For much of the year, equity markets have steadily climbed with few dips, suppressing trading activity and volatility. So far in 2017, the Cboe Volatility Index, a measure of implied volatility, has posted the lowest average daily close in a single year since at least 1990, according to the exchange operator’s historical data.
"It's been a pretty painful period for the industry," Justin Schack, a managing director and partner with research and brokerage company Rosenblatt Securities, said in an interview.
Trading companies such as market makers depend on volatility and price swings to profit from increased business as investors adjust their holdings.

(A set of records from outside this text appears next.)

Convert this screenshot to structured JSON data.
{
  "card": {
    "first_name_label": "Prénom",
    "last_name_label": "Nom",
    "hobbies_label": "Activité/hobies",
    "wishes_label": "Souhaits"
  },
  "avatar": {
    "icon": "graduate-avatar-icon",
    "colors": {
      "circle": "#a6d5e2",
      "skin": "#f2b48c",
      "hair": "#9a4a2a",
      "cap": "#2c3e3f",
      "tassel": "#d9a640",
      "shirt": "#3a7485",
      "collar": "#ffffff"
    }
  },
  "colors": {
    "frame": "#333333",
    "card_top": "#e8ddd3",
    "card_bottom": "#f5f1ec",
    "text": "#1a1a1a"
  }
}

Lower trading volume has pressured trading companies throughout the year, pitting them against higher market data fees and trading venue connectivity costs.
The drop in volatility, which has fallen consistently since the financial crisis, has cued a wave of consolidation among trading companies that could seep into 2018 if volatility stays below historical averages, several industry experts said.
In 2017, Interactive Brokers Group Inc. sold its legacy options market-making business; Goldman Sachs Group Inc. placed its commodities trading business under review; and a number of market makers and proprietary trading companies such as Virtu Financial Inc., DRW Holdings LLC and Hudson River Trading LLC struck deals to merge with rivals to gain enough scale to ride out the period.
The "terrible environment" for market makers, as Virtu CEO Douglas Cifu put it in August, has baffled some executives. The year has been rife with typical volatility drivers, including geopolitical, policy and regulatory changes such as President Donald Trump taking office, worsening relations with North Korea and financial companies preparing for sweeping reforms set to hit Europe in January.
"The market has really managed to shrug off political and world events, and really just focus on itself," Interactive Brokers Chief Options Strategist Steve Sosnick said in an interview. "When the market gets into a trend, it takes a lot to break it."
Industry experts have struggled to agree on whether volatility will return in 2018, and if it does, what could prompt it to spike.
Corporate earnings and aggregate indexes like the S&P 500 and the Dow have hit highs in 2017, and the bull market has shown little sign of slowing down in the year's final weeks, said Nasdaq Inc. Advisory Services Senior Director Myles Clouston.
"There's a lot of reason to believe it can continue in the near-to-medium term," he said in an interview.
Vanguard Group Inc. Global Chief Economist Joe Davis said it will take a "material shift" in economic or policy landscapes to spur choppier markets. That could come in the form of central banks taking more hawkish stances, the market pricing in a recession, or a cyclical upturn in the global economy, said Davis, who does expect to see some return of volatility in 2018.
But if the market stays too calm, consolidation among major trading companies and market makers will continue, Rosenblatt's Schack said.
"It just gets to the point where there's only so long you can hold out," he said.
While a more chaotic market could mark a much-needed turning point for traders, Vanguard's Davis, among others, have worried that the steady rise in prices has led retail investors to become complacent with their holdings.
Vanguard, one of the world's largest asset managers, called its 2018 outlook its "most guarded" in a decade. While Davis said the company is not expecting "the sky to fall" in 2018, he added that it would be "naive to think that the extremely strong performance that we've had over the past five years" will continue.
Unlike market makers and trading companies, investors could face damaging repercussions if they fail to properly assess their portfolios or hedge their investments when volatility returns, Interactive Brokers' Sosnick said.
"Markets always work best when there's a healthy balance of fear and greed," he said.
Baby Verma contributed to this article.